The third reason is that I’ve been overseas for almost a month, mostly on holiday but doing a quick conference presentation while I was there. Hot tip: if you ever get a chance to watch the once-every-five-years Latvian Song and Dance Festival, do not pass it up. Also, Helsinki rocks.
But Hugh Rundle’s latest post in response to ALIA’s Library and Information Agenda reminded me that there’s much joy to be had in the online professional conversation, and reminded me of things I wanted to write about.
First up, the last ALIA Board meeting. As I mentioned there’s a lot of stuff in the Board meetings that stay private until they’ve reached a certain point of consensus, but there’s also a summary produced after each meeting which are the ‘take home messages’. These are the things that we can speak publically about, either because there’s no reason for them to be confidential or they have reached the aforementioned point of consensus. Readers wishing to be active members should check out these documents.
There’s one thing in the summary from the July meeting that I’d like to highlight, and that’s the bit about the advisory committees. I’m not sure all ALIA members know what the advisory committees are, but they’re important. They’re committees, ostensibly appointed by the Board (usually after receiving nominations from members), that are meant to advise the Board on certain matters. Basically, the Board isn’t that big, and can’t possibly include someone to represent every sector and special interest in our profession. Also, Board members aren’t elected to represent only certain sectors – we’re meant to represent the membership as a whole. So if the Board is debating something that might affect, say, TAFE libraries, they should get input from the people who know about TAFE libraries. Likewise, the people who know about TAFE libraries might hear of something that the Board should know about, or they might want ALIA to do something to support TAFE librarians in particular. So there needs to be a mechanism by which they can bring these matters to the Board. Hence the existence of the TAFE Libraries Advisory Committee.
I have sat on an advisory committee – I was on the New Generation Advisory Committee, and it was a very interesting (mostly positive) experience. One of the many lessons I learned was that the process outlined in the above paragraph is the ideal, but not the reality. The reality was that we were often a bit confused about what we were meant to be doing, we were rarely actually asked by the Board to do anything, and, I’m sorry to say, our submissions to the Board often received no response.

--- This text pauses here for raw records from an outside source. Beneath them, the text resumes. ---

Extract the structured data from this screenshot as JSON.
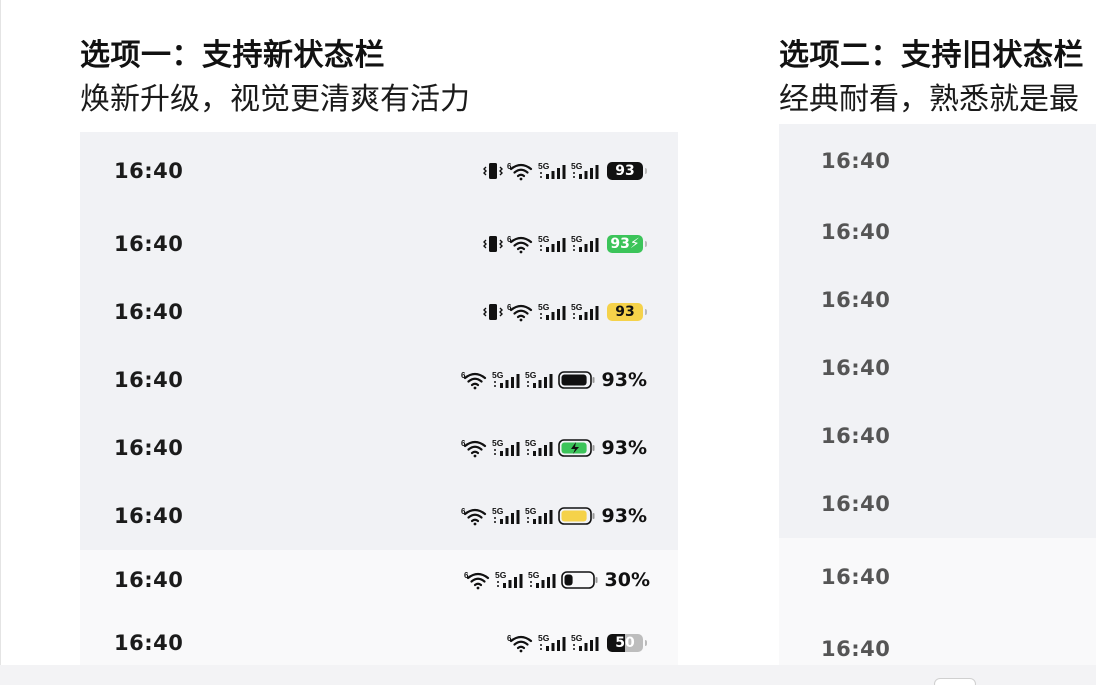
{
  "option1": {
    "title": "选项一：支持新状态栏",
    "subtitle": "焕新升级，视觉更清爽有活力",
    "rows": [
      {
        "time": "16:40",
        "vibrate": true,
        "battery_style": "pill",
        "battery_text": "93",
        "battery_color": "#111111",
        "battery_text_color": "#ffffff"
      },
      {
        "time": "16:40",
        "vibrate": true,
        "battery_style": "pill",
        "battery_text": "93⚡",
        "battery_color": "#3cc45a",
        "battery_text_color": "#ffffff"
      },
      {
        "time": "16:40",
        "vibrate": true,
        "battery_style": "pill",
        "battery_text": "93",
        "battery_color": "#f5d24a",
        "battery_text_color": "#111111"
      },
      {
        "time": "16:40",
        "vibrate": false,
        "battery_style": "outline",
        "battery_fill": 0.93,
        "battery_color": "#111111",
        "battery_text": "93%"
      },
      {
        "time": "16:40",
        "vibrate": false,
        "battery_style": "outline-charging",
        "battery_fill": 0.93,
        "battery_color": "#3cc45a",
        "battery_text": "93%"
      },
      {
        "time": "16:40",
        "vibrate": false,
        "battery_style": "outline",
        "battery_fill": 0.93,
        "battery_color": "#f5d24a",
        "battery_text": "93%"
      },
      {
        "time": "16:40",
        "vibrate": false,
        "battery_style": "outline",
        "battery_fill": 0.3,
        "battery_color": "#111111",
        "battery_text": "30%"
      },
      {
        "time": "16:40",
        "vibrate": false,
        "battery_style": "pill-half",
        "battery_text": "50",
        "battery_color": "#111111",
        "battery_text_color": "#ffffff"
      }
    ]
  },
  "option2": {
    "title": "选项二：支持旧状态栏",
    "subtitle": "经典耐看，熟悉就是最",
    "rows": [
      {
        "time": "16:40"
      },
      {
        "time": "16:40"
      },
      {
        "time": "16:40"
      },
      {
        "time": "16:40"
      },
      {
        "time": "16:40"
      },
      {
        "time": "16:40"
      },
      {
        "time": "16:40"
      },
      {
        "time": "16:40"
      }
    ]
  },
  "icons": {
    "vibrate": "vibrate-icon",
    "wifi": "wifi-6-icon",
    "signal": "signal-5g-icon",
    "battery": "battery-icon"
  },
  "labels": {
    "wifi_gen": "6",
    "net_gen": "5G"
  }
}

Earlier this year ALIA finally conducted a thorough review of the advisory committees, including touching base with some committees that hadn’t met for over a year. Substantial discussion at Board meetings demonstrated both recognition that the committees had not been well supported or utilised, and commitment to improve that. We talked about how we can ensure that we’re asking for input from advisory committees whenever we can, and about how we can report to them and get them to report to us. Basically, we want to make sure that matters which affect a certain group of people will actually receive input from that group, and that the group know that it happens. Radical, I know.
One of the things that we, as Board members, agreed to was that we would each act as a point of contact for several advisory committees. This is not a new idea – when I first started with NGAC we had Kate Sinclair as our Board contact – but I’m really pleased to see it reintroduced. How it will work in practice is somewhat up to the committee and the Board member to nut out, but the idea is that if we have one Board member acting as the liaison point for each committee, then the communication will flow better in both directions. It’ll be our responsibility to keep the advisory committee informed of what we’re doing, and it’ll give committee members a direct communication channel. It makes both parties accountable to each other.
If you’d like to have a greater say in what ALIA does and what issues the Board works on, or what we do with the issues already in front of us, keep an eye out for more announcements about the advisory committees. There will likely be opportunities to join committees coming up over the next year as we try to revitalise some of the dormant committees and create new ones where the need exists. And for those of you who have patiently worked away as part of an advisory committee, I hope to be a part of making better use of your efforts in the future.
(P.S. I’m going to the IFLA conference in Singapore this week – it’ll be my first time at an IFLA conference! I’ll try to find the time afterwards to write a blog post about it. If you’re going as well, come and visit me in the poster sessions, or at one of the many social functions that I’m sure we’ll all be attending.)